**Task details**
Every record must be given again word for word; no picture belongs in the copy.

◆ ◆ ◆

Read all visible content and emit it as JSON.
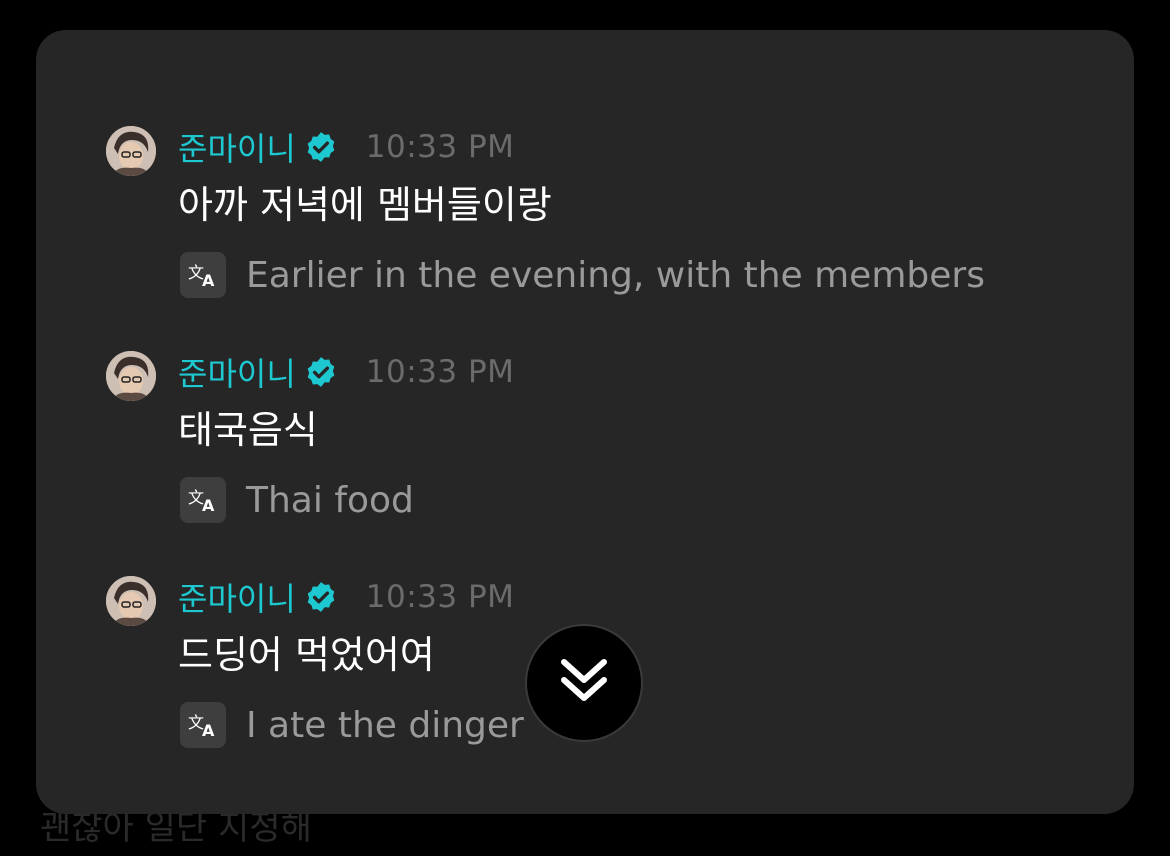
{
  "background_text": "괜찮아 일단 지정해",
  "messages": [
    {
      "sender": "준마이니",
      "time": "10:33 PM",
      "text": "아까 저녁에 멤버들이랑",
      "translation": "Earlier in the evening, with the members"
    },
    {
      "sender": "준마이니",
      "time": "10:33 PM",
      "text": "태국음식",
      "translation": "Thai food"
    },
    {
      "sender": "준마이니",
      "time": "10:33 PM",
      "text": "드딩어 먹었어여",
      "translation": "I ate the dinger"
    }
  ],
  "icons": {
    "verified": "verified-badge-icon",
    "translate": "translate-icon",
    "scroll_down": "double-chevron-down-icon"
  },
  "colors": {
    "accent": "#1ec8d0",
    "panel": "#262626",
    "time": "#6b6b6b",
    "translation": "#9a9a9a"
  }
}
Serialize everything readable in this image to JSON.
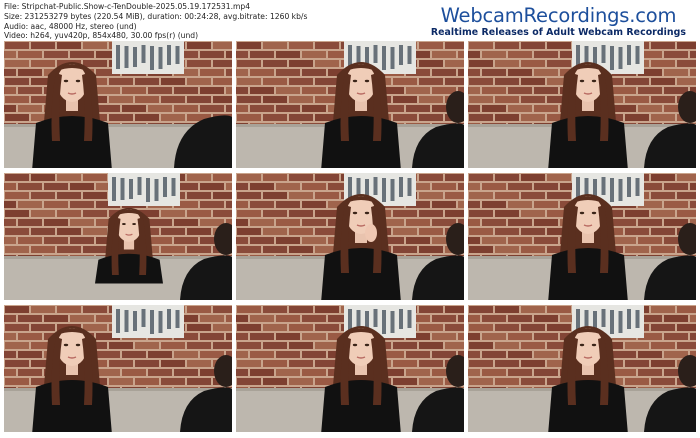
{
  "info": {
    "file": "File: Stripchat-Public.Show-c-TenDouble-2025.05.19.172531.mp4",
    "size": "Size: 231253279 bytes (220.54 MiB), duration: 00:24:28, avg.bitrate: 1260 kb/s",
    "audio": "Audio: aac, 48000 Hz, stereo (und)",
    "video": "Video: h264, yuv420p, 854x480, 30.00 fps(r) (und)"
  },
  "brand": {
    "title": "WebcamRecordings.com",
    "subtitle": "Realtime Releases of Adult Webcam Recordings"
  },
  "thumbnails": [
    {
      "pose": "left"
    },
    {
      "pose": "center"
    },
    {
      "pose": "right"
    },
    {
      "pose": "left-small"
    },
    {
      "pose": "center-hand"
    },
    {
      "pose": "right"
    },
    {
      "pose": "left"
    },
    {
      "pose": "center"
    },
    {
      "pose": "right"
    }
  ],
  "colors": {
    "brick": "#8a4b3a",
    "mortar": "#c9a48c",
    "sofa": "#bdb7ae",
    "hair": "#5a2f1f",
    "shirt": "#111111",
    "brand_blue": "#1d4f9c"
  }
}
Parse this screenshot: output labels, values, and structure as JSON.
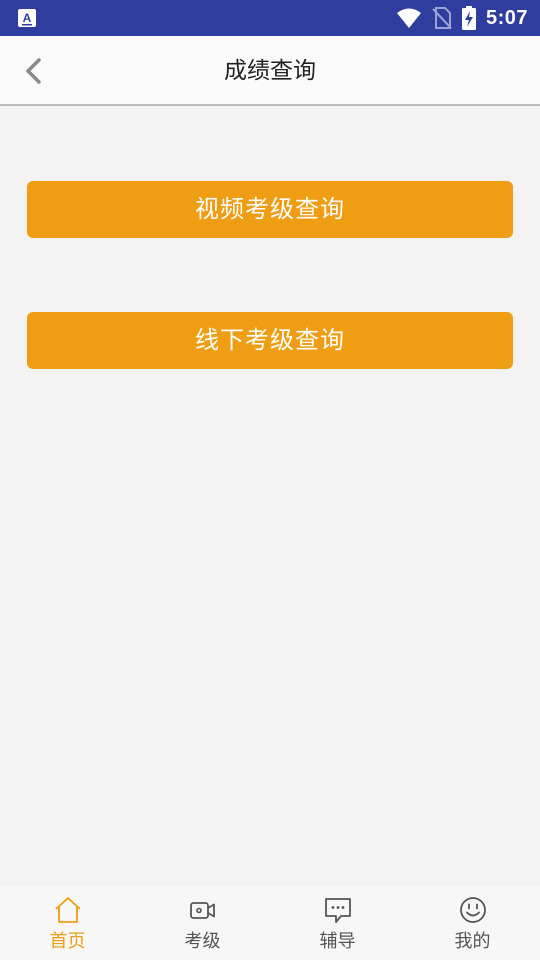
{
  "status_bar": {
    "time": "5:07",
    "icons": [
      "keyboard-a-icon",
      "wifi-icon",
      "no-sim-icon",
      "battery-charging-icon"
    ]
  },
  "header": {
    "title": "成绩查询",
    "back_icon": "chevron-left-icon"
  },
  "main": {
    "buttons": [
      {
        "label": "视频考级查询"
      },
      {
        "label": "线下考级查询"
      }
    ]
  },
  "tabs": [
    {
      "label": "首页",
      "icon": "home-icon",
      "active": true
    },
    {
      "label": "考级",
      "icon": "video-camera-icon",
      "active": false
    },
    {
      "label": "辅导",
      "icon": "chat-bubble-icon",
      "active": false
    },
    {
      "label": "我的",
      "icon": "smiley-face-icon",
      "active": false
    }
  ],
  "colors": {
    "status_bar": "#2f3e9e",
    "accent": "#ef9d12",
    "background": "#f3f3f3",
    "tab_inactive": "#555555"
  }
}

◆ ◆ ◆

**Response below**
Read all visible content and emit it as JSON.
{
  "background_text": "괜찮아 일단 지정해",
  "messages": [
    {
      "sender": "준마이니",
      "time": "10:33 PM",
      "text": "아까 저녁에 멤버들이랑",
      "translation": "Earlier in the evening, with the members"
    },
    {
      "sender": "준마이니",
      "time": "10:33 PM",
      "text": "태국음식",
      "translation": "Thai food"
    },
    {
      "sender": "준마이니",
      "time": "10:33 PM",
      "text": "드딩어 먹었어여",
      "translation": "I ate the dinger"
    }
  ],
  "icons": {
    "verified": "verified-badge-icon",
    "translate": "translate-icon",
    "scroll_down": "double-chevron-down-icon"
  },
  "colors": {
    "accent": "#1ec8d0",
    "panel": "#262626",
    "time": "#6b6b6b",
    "translation": "#9a9a9a"
  }
}
Serialize everything readable in this image to JSON.
{
  "info": {
    "file": "File: Stripchat-Public.Show-c-TenDouble-2025.05.19.172531.mp4",
    "size": "Size: 231253279 bytes (220.54 MiB), duration: 00:24:28, avg.bitrate: 1260 kb/s",
    "audio": "Audio: aac, 48000 Hz, stereo (und)",
    "video": "Video: h264, yuv420p, 854x480, 30.00 fps(r) (und)"
  },
  "brand": {
    "title": "WebcamRecordings.com",
    "subtitle": "Realtime Releases of Adult Webcam Recordings"
  },
  "thumbnails": [
    {
      "pose": "left"
    },
    {
      "pose": "center"
    },
    {
      "pose": "right"
    },
    {
      "pose": "left-small"
    },
    {
      "pose": "center-hand"
    },
    {
      "pose": "right"
    },
    {
      "pose": "left"
    },
    {
      "pose": "center"
    },
    {
      "pose": "right"
    }
  ],
  "colors": {
    "brick": "#8a4b3a",
    "mortar": "#c9a48c",
    "sofa": "#bdb7ae",
    "hair": "#5a2f1f",
    "shirt": "#111111",
    "brand_blue": "#1d4f9c"
  }
}
Parse this screenshot: output labels, values, and structure as JSON.
{
  "status_bar": {
    "time": "5:07",
    "icons": [
      "keyboard-a-icon",
      "wifi-icon",
      "no-sim-icon",
      "battery-charging-icon"
    ]
  },
  "header": {
    "title": "成绩查询",
    "back_icon": "chevron-left-icon"
  },
  "main": {
    "buttons": [
      {
        "label": "视频考级查询"
      },
      {
        "label": "线下考级查询"
      }
    ]
  },
  "tabs": [
    {
      "label": "首页",
      "icon": "home-icon",
      "active": true
    },
    {
      "label": "考级",
      "icon": "video-camera-icon",
      "active": false
    },
    {
      "label": "辅导",
      "icon": "chat-bubble-icon",
      "active": false
    },
    {
      "label": "我的",
      "icon": "smiley-face-icon",
      "active": false
    }
  ],
  "colors": {
    "status_bar": "#2f3e9e",
    "accent": "#ef9d12",
    "background": "#f3f3f3",
    "tab_inactive": "#555555"
  }
}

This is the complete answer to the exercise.